=== SUPPLIED RECORDS ===

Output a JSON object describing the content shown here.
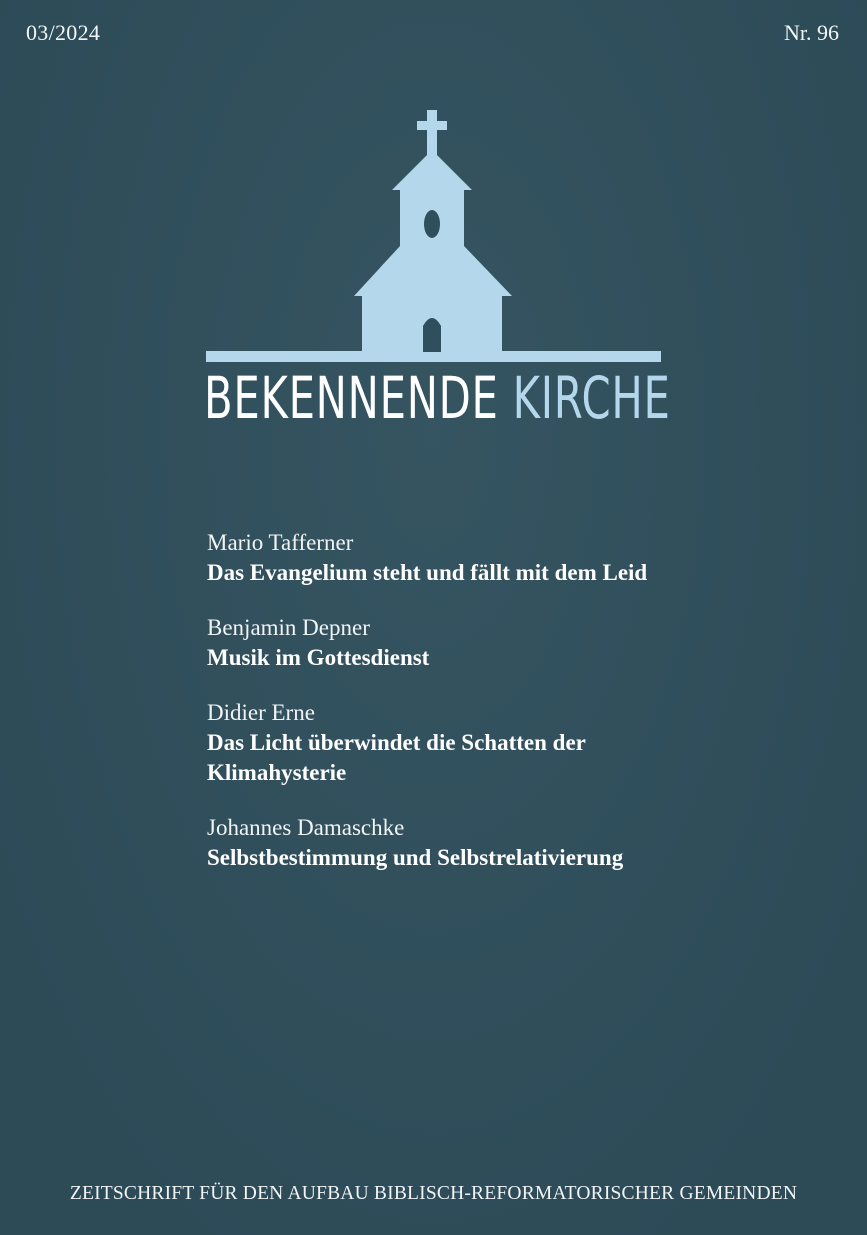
{
  "header": {
    "issue_date": "03/2024",
    "issue_number": "Nr. 96"
  },
  "logo": {
    "icon": "church-icon",
    "color": "#b5d7ec"
  },
  "masthead": {
    "word1": "BEKENNENDE",
    "word2": "KIRCHE"
  },
  "colors": {
    "background": "#2f4f5c",
    "accent": "#b5d7ec",
    "text": "#ffffff"
  },
  "articles": [
    {
      "author": "Mario Tafferner",
      "title": "Das Evangelium steht und fällt mit dem Leid"
    },
    {
      "author": "Benjamin Depner",
      "title": "Musik im Gottesdienst"
    },
    {
      "author": "Didier Erne",
      "title": "Das Licht überwindet die Schatten der Klimahysterie"
    },
    {
      "author": "Johannes Damaschke",
      "title": "Selbstbestimmung und Selbstrelativierung"
    }
  ],
  "footer": {
    "tagline": "ZEITSCHRIFT FÜR DEN AUFBAU BIBLISCH-REFORMATORISCHER GEMEINDEN"
  }
}
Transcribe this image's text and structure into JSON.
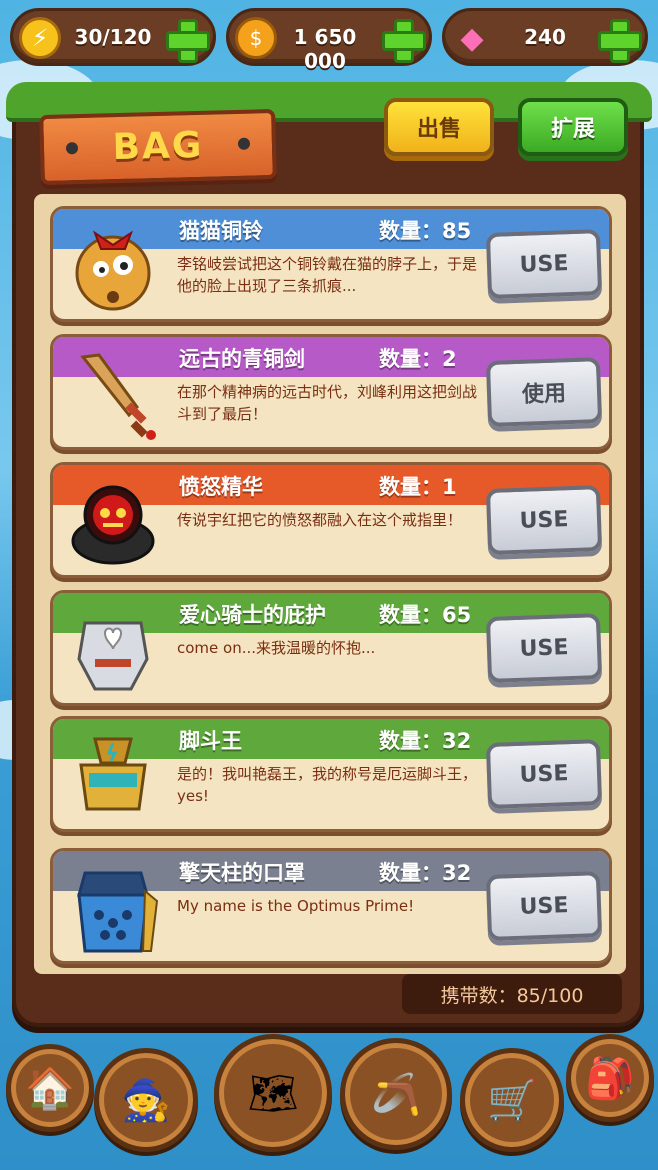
{
  "resources": {
    "energy": {
      "icon": "lightning-icon",
      "value": "30/120",
      "color": "#f7c21c"
    },
    "coins": {
      "icon": "coin-icon",
      "value": "1 650 000",
      "color": "#f4a21c"
    },
    "gems": {
      "icon": "gem-icon",
      "value": "240",
      "color": "#ff6fb8"
    }
  },
  "bag": {
    "title": "BAG",
    "sell_label": "出售",
    "expand_label": "扩展",
    "carry_label": "携带数：85/100"
  },
  "items": [
    {
      "name": "猫猫铜铃",
      "qty": "数量：85",
      "desc": "李铭岐尝试把这个铜铃戴在猫的脖子上，于是他的脸上出现了三条抓痕...",
      "button": "USE",
      "band_color": "#4e8fd8",
      "icon": "cat-bell-icon"
    },
    {
      "name": "远古的青铜剑",
      "qty": "数量：2",
      "desc": "在那个精神病的远古时代，刘峰利用这把剑战斗到了最后！",
      "button": "使用",
      "band_color": "#b65ac8",
      "icon": "bronze-sword-icon"
    },
    {
      "name": "愤怒精华",
      "qty": "数量：1",
      "desc": "传说宇红把它的愤怒都融入在这个戒指里！",
      "button": "USE",
      "band_color": "#e65a2a",
      "icon": "rage-ring-icon"
    },
    {
      "name": "爱心骑士的庇护",
      "qty": "数量：65",
      "desc": "come on...来我温暖的怀抱...",
      "button": "USE",
      "band_color": "#5fa83c",
      "icon": "knight-armor-icon"
    },
    {
      "name": "脚斗王",
      "qty": "数量：32",
      "desc": "是的！我叫艳磊王，我的称号是厄运脚斗王，yes!",
      "button": "USE",
      "band_color": "#5fa83c",
      "icon": "golden-armor-icon"
    },
    {
      "name": "擎天柱的口罩",
      "qty": "数量：32",
      "desc": "My name is the Optimus Prime!",
      "button": "USE",
      "band_color": "#7a8090",
      "icon": "optimus-mask-icon"
    }
  ],
  "nav": [
    {
      "name": "house-icon",
      "glyph": "🏠"
    },
    {
      "name": "wizard-hat-icon",
      "glyph": "🧙"
    },
    {
      "name": "treasure-map-icon",
      "glyph": "🗺"
    },
    {
      "name": "slingshot-icon",
      "glyph": "🪃"
    },
    {
      "name": "shopping-cart-icon",
      "glyph": "🛒"
    },
    {
      "name": "backpack-icon",
      "glyph": "🎒"
    }
  ]
}
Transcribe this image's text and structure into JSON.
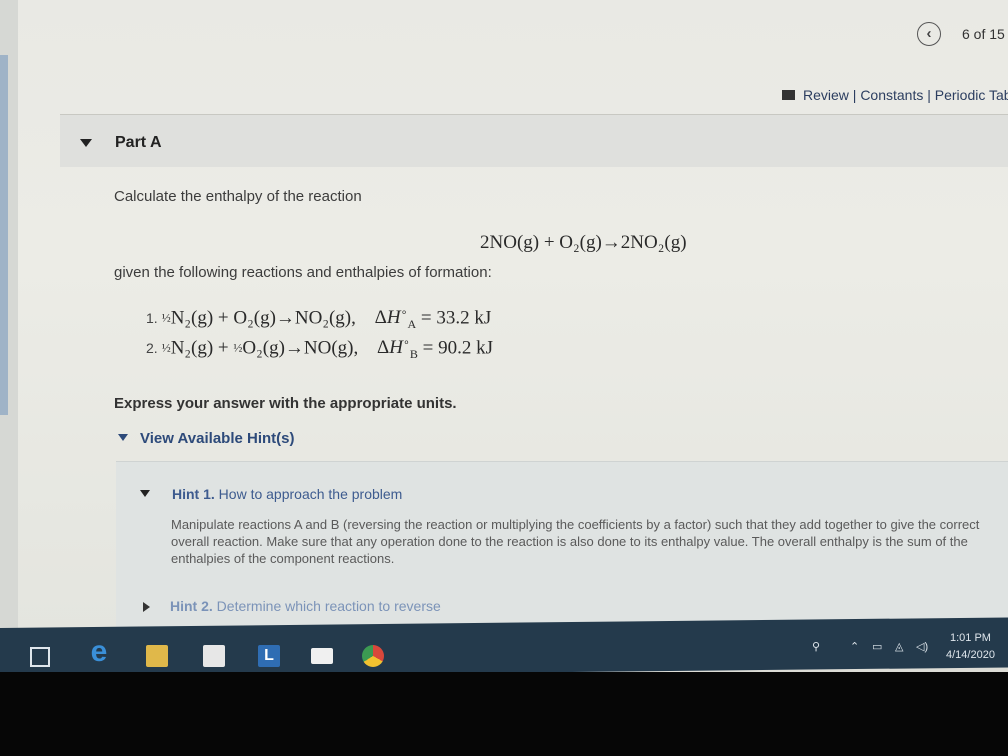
{
  "header": {
    "nav_back": "‹",
    "page_count": "6 of 15",
    "links": "Review | Constants | Periodic Table"
  },
  "part": {
    "title": "Part A"
  },
  "question": {
    "intro": "Calculate the enthalpy of the reaction",
    "main_reaction": "2NO(g) + O₂(g)→2NO₂(g)",
    "given": "given the following reactions and enthalpies of formation:",
    "reactions": [
      {
        "num": "1.",
        "eq": "N₂(g) + O₂(g)→NO₂(g),",
        "dh": "= 33.2 kJ",
        "letter": "A"
      },
      {
        "num": "2.",
        "eq": "N₂(g) + ",
        "eq2": "O₂(g)→NO(g),",
        "dh": "= 90.2 kJ",
        "letter": "B"
      }
    ],
    "express": "Express your answer with the appropriate units."
  },
  "hints": {
    "toggle_label": "View Available Hint(s)",
    "hint1_label": "Hint 1.",
    "hint1_title": "How to approach the problem",
    "hint1_body": "Manipulate reactions A and B (reversing the reaction or multiplying the coefficients by a factor) such that they add together to give the correct overall reaction. Make sure that any operation done to the reaction is also done to its enthalpy value. The overall enthalpy is the sum of the enthalpies of the component reactions.",
    "hint2_label": "Hint 2.",
    "hint2_title": "Determine which reaction to reverse"
  },
  "taskbar": {
    "time": "1:01 PM",
    "date": "4/14/2020",
    "colors": {
      "bar": "#243a4c",
      "accent": "#2f6db3"
    },
    "icons": [
      "task-view-icon",
      "edge-icon",
      "file-explorer-icon",
      "store-icon",
      "l-app-icon",
      "mail-icon",
      "chrome-icon"
    ]
  }
}
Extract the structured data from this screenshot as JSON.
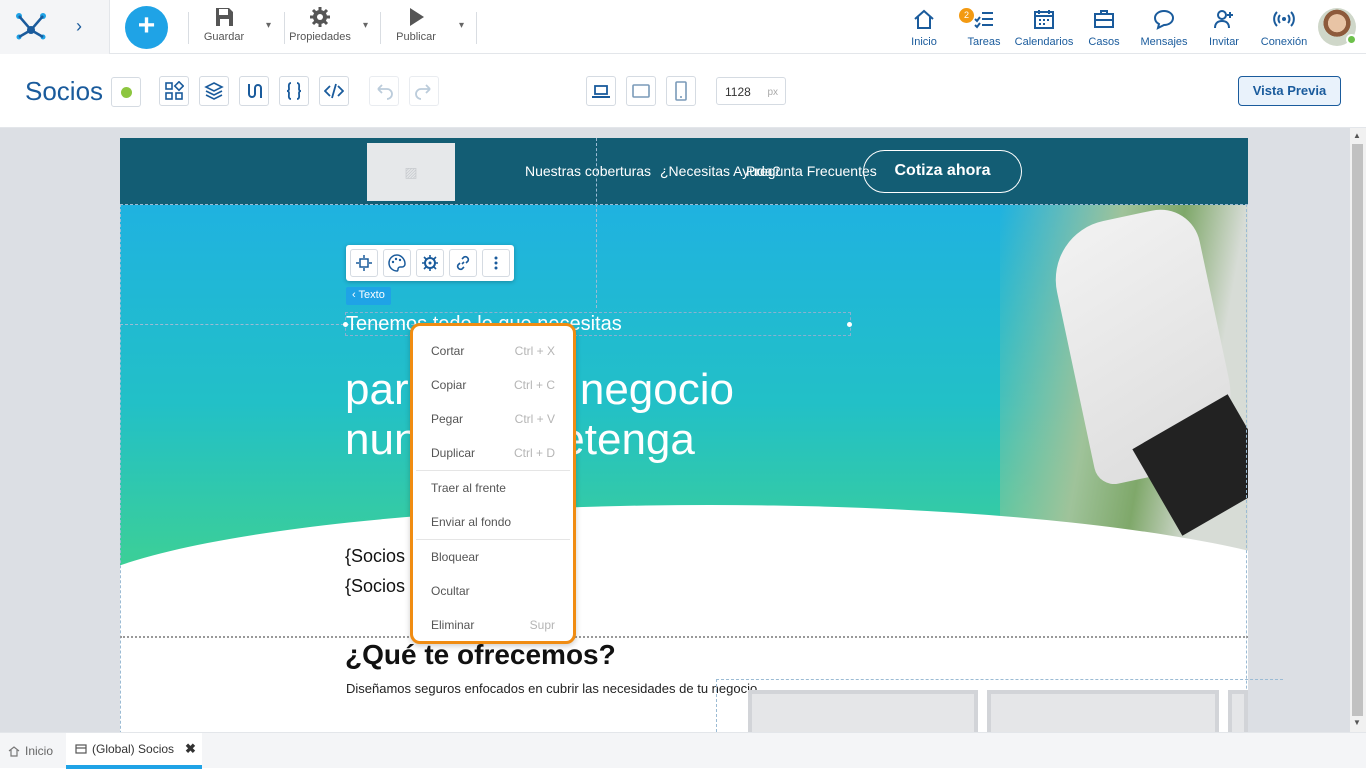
{
  "topbar": {
    "toolbar": [
      {
        "label": "Guardar",
        "icon": "save-icon"
      },
      {
        "label": "Propiedades",
        "icon": "gear-icon"
      },
      {
        "label": "Publicar",
        "icon": "play-icon"
      }
    ],
    "nav": [
      {
        "label": "Inicio",
        "icon": "home-icon"
      },
      {
        "label": "Tareas",
        "icon": "tasks-icon",
        "badge": "2"
      },
      {
        "label": "Calendarios",
        "icon": "calendar-icon"
      },
      {
        "label": "Casos",
        "icon": "briefcase-icon"
      },
      {
        "label": "Mensajes",
        "icon": "chat-icon"
      },
      {
        "label": "Invitar",
        "icon": "add-user-icon"
      },
      {
        "label": "Conexión",
        "icon": "signal-icon"
      }
    ]
  },
  "editor": {
    "title": "Socios",
    "width_value": "1128",
    "width_unit": "px",
    "preview_label": "Vista Previa"
  },
  "site": {
    "nav": [
      "Nuestras coberturas",
      "¿Necesitas Ayuda?",
      "Pregunta Frecuentes"
    ],
    "cta": "Cotiza ahora",
    "hero_small": "Tenemos todo lo que necesitas",
    "hero_line1": "para que tu negocio",
    "hero_line2": "nunca se detenga",
    "socios_line1": "{Socios",
    "socios_line2": "{Socios",
    "section_title": "¿Qué te ofrecemos?",
    "section_subtitle": "Diseñamos seguros enfocados en cubrir las necesidades de tu negocio"
  },
  "selection": {
    "tag": "Texto"
  },
  "context_menu": {
    "items": [
      {
        "label": "Cortar",
        "shortcut": "Ctrl + X"
      },
      {
        "label": "Copiar",
        "shortcut": "Ctrl + C"
      },
      {
        "label": "Pegar",
        "shortcut": "Ctrl + V"
      },
      {
        "label": "Duplicar",
        "shortcut": "Ctrl + D"
      },
      {
        "label": "Traer al frente",
        "shortcut": ""
      },
      {
        "label": "Enviar al fondo",
        "shortcut": ""
      },
      {
        "label": "Bloquear",
        "shortcut": ""
      },
      {
        "label": "Ocultar",
        "shortcut": ""
      },
      {
        "label": "Eliminar",
        "shortcut": "Supr"
      }
    ]
  },
  "tabs": [
    {
      "label": "Inicio"
    },
    {
      "label": "(Global) Socios"
    }
  ],
  "colors": {
    "accent": "#1fa3e6",
    "brand": "#1a5b9c",
    "highlight": "#f08c12"
  }
}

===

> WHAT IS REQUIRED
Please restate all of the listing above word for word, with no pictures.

> SOLUTION BELOW
Output a JSON object describing the content shown here.
{
  "header": {
    "issue_date": "03/2024",
    "issue_number": "Nr. 96"
  },
  "logo": {
    "icon": "church-icon",
    "color": "#b5d7ec"
  },
  "masthead": {
    "word1": "BEKENNENDE",
    "word2": "KIRCHE"
  },
  "colors": {
    "background": "#2f4f5c",
    "accent": "#b5d7ec",
    "text": "#ffffff"
  },
  "articles": [
    {
      "author": "Mario Tafferner",
      "title": "Das Evangelium steht und fällt mit dem Leid"
    },
    {
      "author": "Benjamin Depner",
      "title": "Musik im Gottesdienst"
    },
    {
      "author": "Didier Erne",
      "title": "Das Licht überwindet die Schatten der Klimahysterie"
    },
    {
      "author": "Johannes Damaschke",
      "title": "Selbstbestimmung und Selbstrelativierung"
    }
  ],
  "footer": {
    "tagline": "ZEITSCHRIFT FÜR DEN AUFBAU BIBLISCH-REFORMATORISCHER GEMEINDEN"
  }
}
Transcribe this image's text and structure into JSON.
{
  "resources": {
    "energy": {
      "icon": "lightning-icon",
      "value": "30/120",
      "color": "#f7c21c"
    },
    "coins": {
      "icon": "coin-icon",
      "value": "1 650 000",
      "color": "#f4a21c"
    },
    "gems": {
      "icon": "gem-icon",
      "value": "240",
      "color": "#ff6fb8"
    }
  },
  "bag": {
    "title": "BAG",
    "sell_label": "出售",
    "expand_label": "扩展",
    "carry_label": "携带数：85/100"
  },
  "items": [
    {
      "name": "猫猫铜铃",
      "qty": "数量：85",
      "desc": "李铭岐尝试把这个铜铃戴在猫的脖子上，于是他的脸上出现了三条抓痕...",
      "button": "USE",
      "band_color": "#4e8fd8",
      "icon": "cat-bell-icon"
    },
    {
      "name": "远古的青铜剑",
      "qty": "数量：2",
      "desc": "在那个精神病的远古时代，刘峰利用这把剑战斗到了最后！",
      "button": "使用",
      "band_color": "#b65ac8",
      "icon": "bronze-sword-icon"
    },
    {
      "name": "愤怒精华",
      "qty": "数量：1",
      "desc": "传说宇红把它的愤怒都融入在这个戒指里！",
      "button": "USE",
      "band_color": "#e65a2a",
      "icon": "rage-ring-icon"
    },
    {
      "name": "爱心骑士的庇护",
      "qty": "数量：65",
      "desc": "come on...来我温暖的怀抱...",
      "button": "USE",
      "band_color": "#5fa83c",
      "icon": "knight-armor-icon"
    },
    {
      "name": "脚斗王",
      "qty": "数量：32",
      "desc": "是的！我叫艳磊王，我的称号是厄运脚斗王，yes!",
      "button": "USE",
      "band_color": "#5fa83c",
      "icon": "golden-armor-icon"
    },
    {
      "name": "擎天柱的口罩",
      "qty": "数量：32",
      "desc": "My name is the Optimus Prime!",
      "button": "USE",
      "band_color": "#7a8090",
      "icon": "optimus-mask-icon"
    }
  ],
  "nav": [
    {
      "name": "house-icon",
      "glyph": "🏠"
    },
    {
      "name": "wizard-hat-icon",
      "glyph": "🧙"
    },
    {
      "name": "treasure-map-icon",
      "glyph": "🗺"
    },
    {
      "name": "slingshot-icon",
      "glyph": "🪃"
    },
    {
      "name": "shopping-cart-icon",
      "glyph": "🛒"
    },
    {
      "name": "backpack-icon",
      "glyph": "🎒"
    }
  ]
}
Transcribe this image's text and structure into JSON.
{
  "header": {
    "nav_back": "‹",
    "page_count": "6 of 15",
    "links": "Review | Constants | Periodic Table"
  },
  "part": {
    "title": "Part A"
  },
  "question": {
    "intro": "Calculate the enthalpy of the reaction",
    "main_reaction": "2NO(g) + O₂(g)→2NO₂(g)",
    "given": "given the following reactions and enthalpies of formation:",
    "reactions": [
      {
        "num": "1.",
        "eq": "N₂(g) + O₂(g)→NO₂(g),",
        "dh": "= 33.2 kJ",
        "letter": "A"
      },
      {
        "num": "2.",
        "eq": "N₂(g) + ",
        "eq2": "O₂(g)→NO(g),",
        "dh": "= 90.2 kJ",
        "letter": "B"
      }
    ],
    "express": "Express your answer with the appropriate units."
  },
  "hints": {
    "toggle_label": "View Available Hint(s)",
    "hint1_label": "Hint 1.",
    "hint1_title": "How to approach the problem",
    "hint1_body": "Manipulate reactions A and B (reversing the reaction or multiplying the coefficients by a factor) such that they add together to give the correct overall reaction. Make sure that any operation done to the reaction is also done to its enthalpy value. The overall enthalpy is the sum of the enthalpies of the component reactions.",
    "hint2_label": "Hint 2.",
    "hint2_title": "Determine which reaction to reverse"
  },
  "taskbar": {
    "time": "1:01 PM",
    "date": "4/14/2020",
    "colors": {
      "bar": "#243a4c",
      "accent": "#2f6db3"
    },
    "icons": [
      "task-view-icon",
      "edge-icon",
      "file-explorer-icon",
      "store-icon",
      "l-app-icon",
      "mail-icon",
      "chrome-icon"
    ]
  }
}
Extract the structured data from this screenshot as JSON.
{
  "topbar": {
    "toolbar": [
      {
        "label": "Guardar",
        "icon": "save-icon"
      },
      {
        "label": "Propiedades",
        "icon": "gear-icon"
      },
      {
        "label": "Publicar",
        "icon": "play-icon"
      }
    ],
    "nav": [
      {
        "label": "Inicio",
        "icon": "home-icon"
      },
      {
        "label": "Tareas",
        "icon": "tasks-icon",
        "badge": "2"
      },
      {
        "label": "Calendarios",
        "icon": "calendar-icon"
      },
      {
        "label": "Casos",
        "icon": "briefcase-icon"
      },
      {
        "label": "Mensajes",
        "icon": "chat-icon"
      },
      {
        "label": "Invitar",
        "icon": "add-user-icon"
      },
      {
        "label": "Conexión",
        "icon": "signal-icon"
      }
    ]
  },
  "editor": {
    "title": "Socios",
    "width_value": "1128",
    "width_unit": "px",
    "preview_label": "Vista Previa"
  },
  "site": {
    "nav": [
      "Nuestras coberturas",
      "¿Necesitas Ayuda?",
      "Pregunta Frecuentes"
    ],
    "cta": "Cotiza ahora",
    "hero_small": "Tenemos todo lo que necesitas",
    "hero_line1": "para que tu negocio",
    "hero_line2": "nunca se detenga",
    "socios_line1": "{Socios",
    "socios_line2": "{Socios",
    "section_title": "¿Qué te ofrecemos?",
    "section_subtitle": "Diseñamos seguros enfocados en cubrir las necesidades de tu negocio"
  },
  "selection": {
    "tag": "Texto"
  },
  "context_menu": {
    "items": [
      {
        "label": "Cortar",
        "shortcut": "Ctrl + X"
      },
      {
        "label": "Copiar",
        "shortcut": "Ctrl + C"
      },
      {
        "label": "Pegar",
        "shortcut": "Ctrl + V"
      },
      {
        "label": "Duplicar",
        "shortcut": "Ctrl + D"
      },
      {
        "label": "Traer al frente",
        "shortcut": ""
      },
      {
        "label": "Enviar al fondo",
        "shortcut": ""
      },
      {
        "label": "Bloquear",
        "shortcut": ""
      },
      {
        "label": "Ocultar",
        "shortcut": ""
      },
      {
        "label": "Eliminar",
        "shortcut": "Supr"
      }
    ]
  },
  "tabs": [
    {
      "label": "Inicio"
    },
    {
      "label": "(Global) Socios"
    }
  ],
  "colors": {
    "accent": "#1fa3e6",
    "brand": "#1a5b9c",
    "highlight": "#f08c12"
  }
}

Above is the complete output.